** GIVEN RECORDS follows **

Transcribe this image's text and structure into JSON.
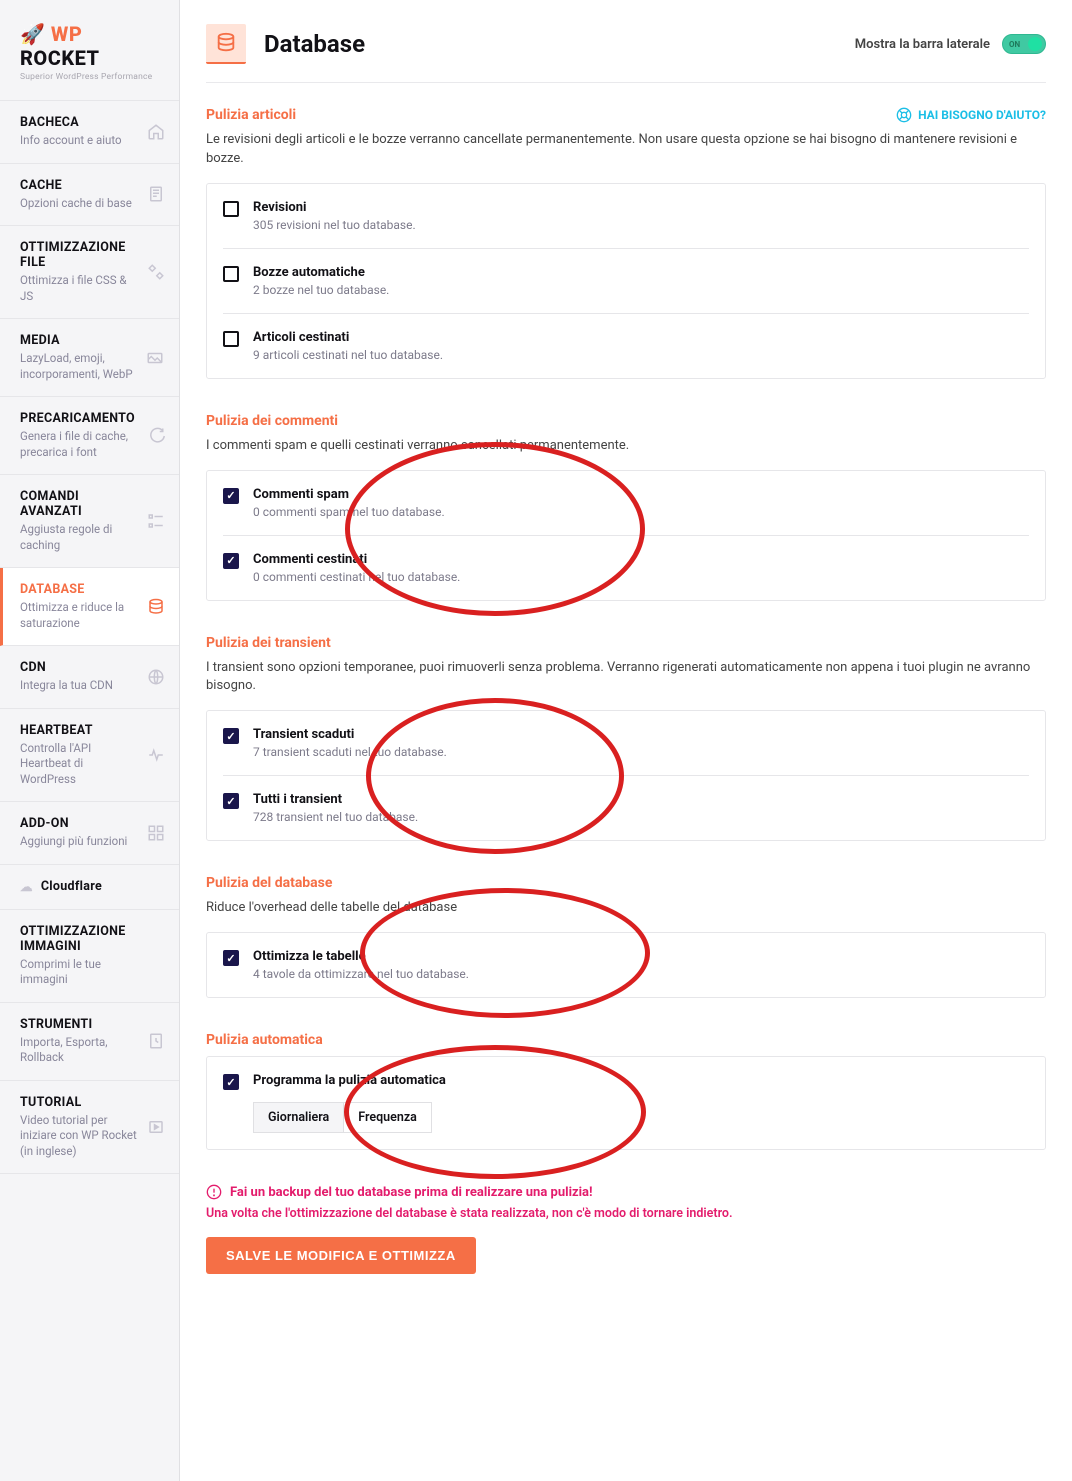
{
  "logo": {
    "prefix": "WP ",
    "suffix": "ROCKET",
    "tagline": "Superior WordPress Performance"
  },
  "nav": [
    {
      "title": "BACHECA",
      "desc": "Info account e aiuto",
      "active": false
    },
    {
      "title": "CACHE",
      "desc": "Opzioni cache di base",
      "active": false
    },
    {
      "title": "OTTIMIZZAZIONE FILE",
      "desc": "Ottimizza i file CSS & JS",
      "active": false
    },
    {
      "title": "MEDIA",
      "desc": "LazyLoad, emoji, incorporamenti, WebP",
      "active": false
    },
    {
      "title": "PRECARICAMENTO",
      "desc": "Genera i file di cache, precarica i font",
      "active": false
    },
    {
      "title": "COMANDI AVANZATI",
      "desc": "Aggiusta regole di caching",
      "active": false
    },
    {
      "title": "DATABASE",
      "desc": "Ottimizza e riduce la saturazione",
      "active": true
    },
    {
      "title": "CDN",
      "desc": "Integra la tua CDN",
      "active": false
    },
    {
      "title": "HEARTBEAT",
      "desc": "Controlla l'API Heartbeat di WordPress",
      "active": false
    },
    {
      "title": "ADD-ON",
      "desc": "Aggiungi più funzioni",
      "active": false
    },
    {
      "title": "Cloudflare",
      "desc": "",
      "active": false,
      "cloudflare": true
    },
    {
      "title": "OTTIMIZZAZIONE IMMAGINI",
      "desc": "Comprimi le tue immagini",
      "active": false
    },
    {
      "title": "STRUMENTI",
      "desc": "Importa, Esporta, Rollback",
      "active": false
    },
    {
      "title": "TUTORIAL",
      "desc": "Video tutorial per iniziare con WP Rocket (in inglese)",
      "active": false
    }
  ],
  "header": {
    "title": "Database",
    "sidebar_toggle_label": "Mostra la barra laterale",
    "switch_text": "ON"
  },
  "help_link": "HAI BISOGNO D'AIUTO?",
  "sections": {
    "posts": {
      "title": "Pulizia articoli",
      "desc": "Le revisioni degli articoli e le bozze verranno cancellate permanentemente. Non usare questa opzione se hai bisogno di mantenere revisioni e bozze.",
      "items": [
        {
          "label": "Revisioni",
          "info": "305 revisioni nel tuo database.",
          "checked": false
        },
        {
          "label": "Bozze automatiche",
          "info": "2 bozze nel tuo database.",
          "checked": false
        },
        {
          "label": "Articoli cestinati",
          "info": "9 articoli cestinati nel tuo database.",
          "checked": false
        }
      ]
    },
    "comments": {
      "title": "Pulizia dei commenti",
      "desc": "I commenti spam e quelli cestinati verranno cancellati permanentemente.",
      "items": [
        {
          "label": "Commenti spam",
          "info": "0 commenti spam nel tuo database.",
          "checked": true
        },
        {
          "label": "Commenti cestinati",
          "info": "0 commenti cestinati nel tuo database.",
          "checked": true
        }
      ]
    },
    "transients": {
      "title": "Pulizia dei transient",
      "desc": "I transient sono opzioni temporanee, puoi rimuoverli senza problema. Verranno rigenerati automaticamente non appena i tuoi plugin ne avranno bisogno.",
      "items": [
        {
          "label": "Transient scaduti",
          "info": "7 transient scaduti nel tuo database.",
          "checked": true
        },
        {
          "label": "Tutti i transient",
          "info": "728 transient nel tuo database.",
          "checked": true
        }
      ]
    },
    "database": {
      "title": "Pulizia del database",
      "desc": "Riduce l'overhead delle tabelle del database",
      "items": [
        {
          "label": "Ottimizza le tabelle",
          "info": "4 tavole da ottimizzare nel tuo database.",
          "checked": true
        }
      ]
    },
    "auto": {
      "title": "Pulizia automatica",
      "item": {
        "label": "Programma la pulizia automatica",
        "checked": true
      },
      "schedule": {
        "value": "Giornaliera",
        "label": "Frequenza"
      }
    }
  },
  "warning": {
    "line1": "Fai un backup del tuo database prima di realizzare una pulizia!",
    "line2": "Una volta che l'ottimizzazione del database è stata realizzata, non c'è modo di tornare indietro."
  },
  "save_button": "SALVE LE MODIFICA E OTTIMIZZA"
}
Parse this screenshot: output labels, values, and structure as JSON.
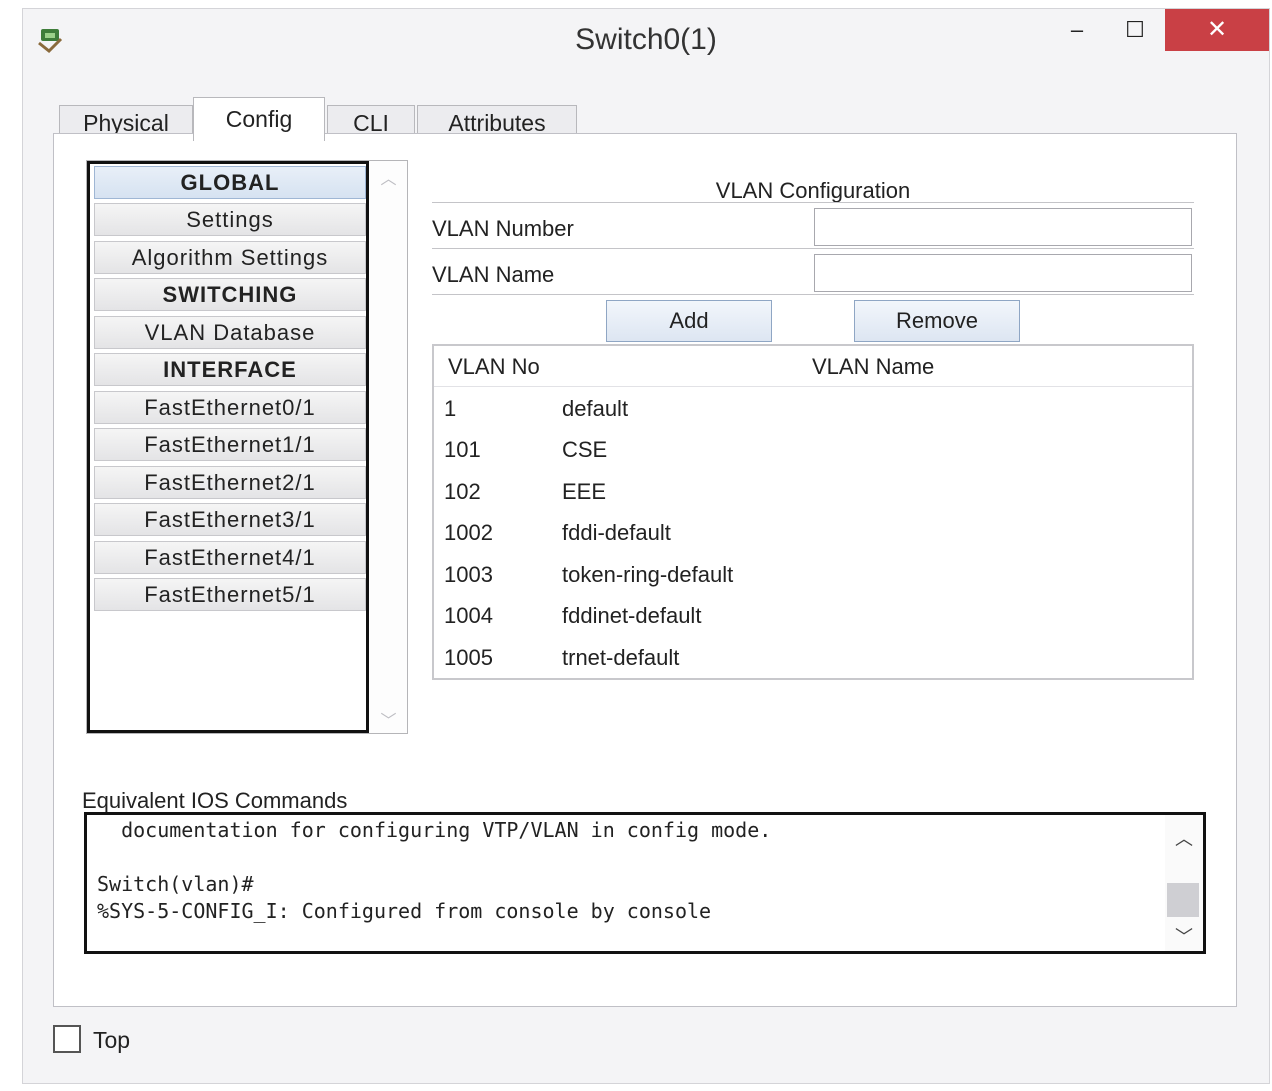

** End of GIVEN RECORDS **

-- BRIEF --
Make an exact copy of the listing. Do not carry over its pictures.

-- TASK ANSWER --
Transcribe this image's text and structure into JSON.
{
  "logo": {
    "prefix": "WP ",
    "suffix": "ROCKET",
    "tagline": "Superior WordPress Performance"
  },
  "nav": [
    {
      "title": "BACHECA",
      "desc": "Info account e aiuto",
      "active": false
    },
    {
      "title": "CACHE",
      "desc": "Opzioni cache di base",
      "active": false
    },
    {
      "title": "OTTIMIZZAZIONE FILE",
      "desc": "Ottimizza i file CSS & JS",
      "active": false
    },
    {
      "title": "MEDIA",
      "desc": "LazyLoad, emoji, incorporamenti, WebP",
      "active": false
    },
    {
      "title": "PRECARICAMENTO",
      "desc": "Genera i file di cache, precarica i font",
      "active": false
    },
    {
      "title": "COMANDI AVANZATI",
      "desc": "Aggiusta regole di caching",
      "active": false
    },
    {
      "title": "DATABASE",
      "desc": "Ottimizza e riduce la saturazione",
      "active": true
    },
    {
      "title": "CDN",
      "desc": "Integra la tua CDN",
      "active": false
    },
    {
      "title": "HEARTBEAT",
      "desc": "Controlla l'API Heartbeat di WordPress",
      "active": false
    },
    {
      "title": "ADD-ON",
      "desc": "Aggiungi più funzioni",
      "active": false
    },
    {
      "title": "Cloudflare",
      "desc": "",
      "active": false,
      "cloudflare": true
    },
    {
      "title": "OTTIMIZZAZIONE IMMAGINI",
      "desc": "Comprimi le tue immagini",
      "active": false
    },
    {
      "title": "STRUMENTI",
      "desc": "Importa, Esporta, Rollback",
      "active": false
    },
    {
      "title": "TUTORIAL",
      "desc": "Video tutorial per iniziare con WP Rocket (in inglese)",
      "active": false
    }
  ],
  "header": {
    "title": "Database",
    "sidebar_toggle_label": "Mostra la barra laterale",
    "switch_text": "ON"
  },
  "help_link": "HAI BISOGNO D'AIUTO?",
  "sections": {
    "posts": {
      "title": "Pulizia articoli",
      "desc": "Le revisioni degli articoli e le bozze verranno cancellate permanentemente. Non usare questa opzione se hai bisogno di mantenere revisioni e bozze.",
      "items": [
        {
          "label": "Revisioni",
          "info": "305 revisioni nel tuo database.",
          "checked": false
        },
        {
          "label": "Bozze automatiche",
          "info": "2 bozze nel tuo database.",
          "checked": false
        },
        {
          "label": "Articoli cestinati",
          "info": "9 articoli cestinati nel tuo database.",
          "checked": false
        }
      ]
    },
    "comments": {
      "title": "Pulizia dei commenti",
      "desc": "I commenti spam e quelli cestinati verranno cancellati permanentemente.",
      "items": [
        {
          "label": "Commenti spam",
          "info": "0 commenti spam nel tuo database.",
          "checked": true
        },
        {
          "label": "Commenti cestinati",
          "info": "0 commenti cestinati nel tuo database.",
          "checked": true
        }
      ]
    },
    "transients": {
      "title": "Pulizia dei transient",
      "desc": "I transient sono opzioni temporanee, puoi rimuoverli senza problema. Verranno rigenerati automaticamente non appena i tuoi plugin ne avranno bisogno.",
      "items": [
        {
          "label": "Transient scaduti",
          "info": "7 transient scaduti nel tuo database.",
          "checked": true
        },
        {
          "label": "Tutti i transient",
          "info": "728 transient nel tuo database.",
          "checked": true
        }
      ]
    },
    "database": {
      "title": "Pulizia del database",
      "desc": "Riduce l'overhead delle tabelle del database",
      "items": [
        {
          "label": "Ottimizza le tabelle",
          "info": "4 tavole da ottimizzare nel tuo database.",
          "checked": true
        }
      ]
    },
    "auto": {
      "title": "Pulizia automatica",
      "item": {
        "label": "Programma la pulizia automatica",
        "checked": true
      },
      "schedule": {
        "value": "Giornaliera",
        "label": "Frequenza"
      }
    }
  },
  "warning": {
    "line1": "Fai un backup del tuo database prima di realizzare una pulizia!",
    "line2": "Una volta che l'ottimizzazione del database è stata realizzata, non c'è modo di tornare indietro."
  },
  "save_button": "SALVE LE MODIFICA E OTTIMIZZA"
}
Parse this screenshot: output labels, values, and structure as JSON.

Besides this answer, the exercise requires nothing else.